▸ TASK OBJECTIVE:
Search the material for the word "region" and copy each line that holds it.

▸ EXERCISE DATA:
BEGIN
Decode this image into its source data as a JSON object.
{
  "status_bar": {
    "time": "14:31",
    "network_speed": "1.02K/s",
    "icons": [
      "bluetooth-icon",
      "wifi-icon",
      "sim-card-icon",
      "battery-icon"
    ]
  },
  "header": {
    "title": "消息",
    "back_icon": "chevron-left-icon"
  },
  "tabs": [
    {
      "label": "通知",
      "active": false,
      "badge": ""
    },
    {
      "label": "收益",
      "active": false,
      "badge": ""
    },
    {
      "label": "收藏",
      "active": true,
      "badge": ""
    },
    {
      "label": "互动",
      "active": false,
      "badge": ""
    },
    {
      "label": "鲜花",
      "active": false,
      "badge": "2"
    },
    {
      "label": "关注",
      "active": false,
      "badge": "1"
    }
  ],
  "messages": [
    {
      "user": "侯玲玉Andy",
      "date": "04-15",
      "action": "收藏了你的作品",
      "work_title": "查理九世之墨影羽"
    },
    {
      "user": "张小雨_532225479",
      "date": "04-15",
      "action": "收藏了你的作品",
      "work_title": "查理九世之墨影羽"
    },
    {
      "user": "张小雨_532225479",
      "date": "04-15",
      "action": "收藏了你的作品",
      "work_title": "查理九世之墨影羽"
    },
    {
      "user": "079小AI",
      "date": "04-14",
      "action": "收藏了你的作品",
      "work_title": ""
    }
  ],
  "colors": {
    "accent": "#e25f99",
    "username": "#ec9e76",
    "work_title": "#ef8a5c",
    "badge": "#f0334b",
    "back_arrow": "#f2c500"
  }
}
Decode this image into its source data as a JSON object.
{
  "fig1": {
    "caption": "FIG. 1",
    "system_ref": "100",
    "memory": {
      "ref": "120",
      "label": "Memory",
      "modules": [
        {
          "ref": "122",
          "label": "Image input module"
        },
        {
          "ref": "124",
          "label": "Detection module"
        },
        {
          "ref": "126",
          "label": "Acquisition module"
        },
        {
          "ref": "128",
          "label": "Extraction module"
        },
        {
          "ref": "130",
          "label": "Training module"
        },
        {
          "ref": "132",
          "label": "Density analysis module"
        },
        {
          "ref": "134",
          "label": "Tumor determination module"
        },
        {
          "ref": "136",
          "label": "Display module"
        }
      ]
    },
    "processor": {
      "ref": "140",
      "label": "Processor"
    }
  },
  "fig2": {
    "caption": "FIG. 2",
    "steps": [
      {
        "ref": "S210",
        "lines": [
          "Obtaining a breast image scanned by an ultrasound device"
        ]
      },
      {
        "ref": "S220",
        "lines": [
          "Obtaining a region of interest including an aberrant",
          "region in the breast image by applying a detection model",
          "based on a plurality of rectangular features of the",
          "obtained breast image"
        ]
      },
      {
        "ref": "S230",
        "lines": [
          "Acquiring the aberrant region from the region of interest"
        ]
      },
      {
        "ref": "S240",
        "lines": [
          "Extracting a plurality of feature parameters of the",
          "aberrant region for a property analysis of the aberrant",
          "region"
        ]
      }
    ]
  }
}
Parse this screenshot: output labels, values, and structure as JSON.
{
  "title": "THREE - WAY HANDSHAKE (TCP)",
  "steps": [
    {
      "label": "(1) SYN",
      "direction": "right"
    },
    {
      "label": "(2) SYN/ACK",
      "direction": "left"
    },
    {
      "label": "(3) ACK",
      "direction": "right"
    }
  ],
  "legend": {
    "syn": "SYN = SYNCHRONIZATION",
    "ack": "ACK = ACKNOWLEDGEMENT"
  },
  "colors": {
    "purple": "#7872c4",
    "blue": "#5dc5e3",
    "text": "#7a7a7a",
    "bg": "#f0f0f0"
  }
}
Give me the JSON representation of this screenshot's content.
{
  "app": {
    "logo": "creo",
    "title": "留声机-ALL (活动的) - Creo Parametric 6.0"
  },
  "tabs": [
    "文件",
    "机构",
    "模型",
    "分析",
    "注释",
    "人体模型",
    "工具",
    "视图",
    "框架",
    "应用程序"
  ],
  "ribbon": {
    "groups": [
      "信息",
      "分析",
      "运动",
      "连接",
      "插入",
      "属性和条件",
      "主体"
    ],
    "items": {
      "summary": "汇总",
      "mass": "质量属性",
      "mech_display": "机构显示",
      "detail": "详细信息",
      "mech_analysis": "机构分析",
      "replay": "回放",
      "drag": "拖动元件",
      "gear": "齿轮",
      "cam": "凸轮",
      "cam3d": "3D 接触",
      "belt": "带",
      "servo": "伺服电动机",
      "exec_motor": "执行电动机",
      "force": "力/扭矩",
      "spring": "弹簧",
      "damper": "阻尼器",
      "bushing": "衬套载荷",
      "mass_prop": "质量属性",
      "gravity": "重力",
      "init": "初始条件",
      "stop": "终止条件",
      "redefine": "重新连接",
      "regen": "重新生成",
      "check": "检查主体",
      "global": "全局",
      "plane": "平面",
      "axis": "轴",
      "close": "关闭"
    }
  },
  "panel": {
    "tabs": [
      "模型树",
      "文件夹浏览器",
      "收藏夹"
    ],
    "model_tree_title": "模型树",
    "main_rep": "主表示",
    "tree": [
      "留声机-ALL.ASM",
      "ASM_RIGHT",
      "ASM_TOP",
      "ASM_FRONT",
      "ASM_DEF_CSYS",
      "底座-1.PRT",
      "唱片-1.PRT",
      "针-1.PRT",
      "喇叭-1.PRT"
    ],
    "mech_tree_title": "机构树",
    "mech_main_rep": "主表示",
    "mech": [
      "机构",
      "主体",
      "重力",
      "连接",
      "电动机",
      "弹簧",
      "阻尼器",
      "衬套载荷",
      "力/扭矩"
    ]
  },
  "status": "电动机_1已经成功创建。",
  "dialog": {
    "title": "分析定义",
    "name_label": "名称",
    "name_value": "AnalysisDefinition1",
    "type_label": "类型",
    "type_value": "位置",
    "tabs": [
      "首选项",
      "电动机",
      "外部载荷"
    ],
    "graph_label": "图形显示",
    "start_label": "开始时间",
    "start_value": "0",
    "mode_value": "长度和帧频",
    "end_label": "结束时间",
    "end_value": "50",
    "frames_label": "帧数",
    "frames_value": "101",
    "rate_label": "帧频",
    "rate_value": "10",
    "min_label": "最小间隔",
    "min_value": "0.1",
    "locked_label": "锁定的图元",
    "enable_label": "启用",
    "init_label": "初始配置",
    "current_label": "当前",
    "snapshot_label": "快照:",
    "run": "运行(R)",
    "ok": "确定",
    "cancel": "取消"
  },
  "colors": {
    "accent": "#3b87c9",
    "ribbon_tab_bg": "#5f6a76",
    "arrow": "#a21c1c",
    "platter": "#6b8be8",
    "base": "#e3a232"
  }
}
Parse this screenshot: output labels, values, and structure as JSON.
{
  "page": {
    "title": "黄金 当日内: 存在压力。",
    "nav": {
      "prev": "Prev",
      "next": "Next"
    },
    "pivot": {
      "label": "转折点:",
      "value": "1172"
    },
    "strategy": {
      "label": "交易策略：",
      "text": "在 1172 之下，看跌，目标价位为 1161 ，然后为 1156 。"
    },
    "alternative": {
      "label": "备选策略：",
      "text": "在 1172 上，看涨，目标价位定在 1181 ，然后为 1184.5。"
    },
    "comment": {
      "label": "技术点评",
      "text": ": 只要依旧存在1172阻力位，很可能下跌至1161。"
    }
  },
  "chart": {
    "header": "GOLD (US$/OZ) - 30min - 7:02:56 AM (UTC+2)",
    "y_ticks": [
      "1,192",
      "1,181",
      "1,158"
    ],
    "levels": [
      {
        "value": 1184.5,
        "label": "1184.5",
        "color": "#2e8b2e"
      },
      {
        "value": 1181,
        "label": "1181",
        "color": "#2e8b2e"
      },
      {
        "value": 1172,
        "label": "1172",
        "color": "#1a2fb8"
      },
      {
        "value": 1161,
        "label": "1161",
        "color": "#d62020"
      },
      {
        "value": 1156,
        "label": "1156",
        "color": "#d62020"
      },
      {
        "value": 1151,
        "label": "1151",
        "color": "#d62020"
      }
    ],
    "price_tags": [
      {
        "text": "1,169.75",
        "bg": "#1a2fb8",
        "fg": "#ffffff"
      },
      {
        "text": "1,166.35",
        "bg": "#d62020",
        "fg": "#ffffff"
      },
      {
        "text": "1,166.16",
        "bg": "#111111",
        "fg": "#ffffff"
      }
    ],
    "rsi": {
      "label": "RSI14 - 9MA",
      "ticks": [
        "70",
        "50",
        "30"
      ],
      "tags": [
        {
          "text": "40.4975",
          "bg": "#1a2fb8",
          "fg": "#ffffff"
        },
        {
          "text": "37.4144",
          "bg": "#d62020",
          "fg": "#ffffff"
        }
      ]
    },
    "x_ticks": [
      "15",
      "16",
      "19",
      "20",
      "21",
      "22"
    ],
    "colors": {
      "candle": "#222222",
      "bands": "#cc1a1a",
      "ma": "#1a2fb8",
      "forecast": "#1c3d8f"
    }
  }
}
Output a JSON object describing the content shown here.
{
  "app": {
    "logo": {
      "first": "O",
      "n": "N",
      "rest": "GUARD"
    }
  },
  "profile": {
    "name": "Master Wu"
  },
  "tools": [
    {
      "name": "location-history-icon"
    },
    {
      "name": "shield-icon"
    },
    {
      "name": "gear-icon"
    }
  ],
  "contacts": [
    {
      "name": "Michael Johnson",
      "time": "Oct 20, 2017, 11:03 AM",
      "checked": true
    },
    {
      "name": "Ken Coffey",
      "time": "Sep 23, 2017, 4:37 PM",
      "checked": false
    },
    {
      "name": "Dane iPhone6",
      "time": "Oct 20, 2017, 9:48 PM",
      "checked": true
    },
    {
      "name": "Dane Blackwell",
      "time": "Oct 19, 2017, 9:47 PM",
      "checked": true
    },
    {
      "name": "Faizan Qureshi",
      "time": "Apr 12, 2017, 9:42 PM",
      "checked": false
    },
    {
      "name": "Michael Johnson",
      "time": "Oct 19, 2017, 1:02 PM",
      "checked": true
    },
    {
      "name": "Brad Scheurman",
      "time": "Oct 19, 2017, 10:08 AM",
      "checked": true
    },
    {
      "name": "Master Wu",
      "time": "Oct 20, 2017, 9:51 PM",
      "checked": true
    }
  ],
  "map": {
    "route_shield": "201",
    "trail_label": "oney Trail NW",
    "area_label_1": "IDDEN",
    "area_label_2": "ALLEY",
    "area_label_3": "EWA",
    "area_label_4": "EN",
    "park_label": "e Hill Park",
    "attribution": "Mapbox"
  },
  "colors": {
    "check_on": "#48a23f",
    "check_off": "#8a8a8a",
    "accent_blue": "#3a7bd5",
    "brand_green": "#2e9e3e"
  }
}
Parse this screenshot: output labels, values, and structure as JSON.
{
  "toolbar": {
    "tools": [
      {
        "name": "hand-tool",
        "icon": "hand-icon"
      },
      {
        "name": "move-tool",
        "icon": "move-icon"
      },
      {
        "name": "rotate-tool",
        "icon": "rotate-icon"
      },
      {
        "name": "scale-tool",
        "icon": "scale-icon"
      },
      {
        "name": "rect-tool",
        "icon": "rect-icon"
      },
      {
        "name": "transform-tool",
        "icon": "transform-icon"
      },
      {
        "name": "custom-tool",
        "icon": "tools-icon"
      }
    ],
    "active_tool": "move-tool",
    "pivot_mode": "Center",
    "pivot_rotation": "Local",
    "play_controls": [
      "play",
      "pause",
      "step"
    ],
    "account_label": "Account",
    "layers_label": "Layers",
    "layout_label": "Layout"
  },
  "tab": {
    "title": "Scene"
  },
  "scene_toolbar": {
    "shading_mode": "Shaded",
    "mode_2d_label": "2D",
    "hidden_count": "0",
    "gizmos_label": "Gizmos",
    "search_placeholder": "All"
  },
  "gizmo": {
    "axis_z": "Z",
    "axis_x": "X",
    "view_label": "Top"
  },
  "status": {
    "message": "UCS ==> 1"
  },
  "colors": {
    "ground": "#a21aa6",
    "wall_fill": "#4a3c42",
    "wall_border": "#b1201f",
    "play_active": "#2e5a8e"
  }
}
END
▸ SOLUTION TO THIS EXERCISE:
          "Obtaining a region of interest including an aberrant",
          "region in the breast image by applying a detection model",
          "Acquiring the aberrant region from the region of interest"
          "aberrant region for a property analysis of the aberrant",
          "region"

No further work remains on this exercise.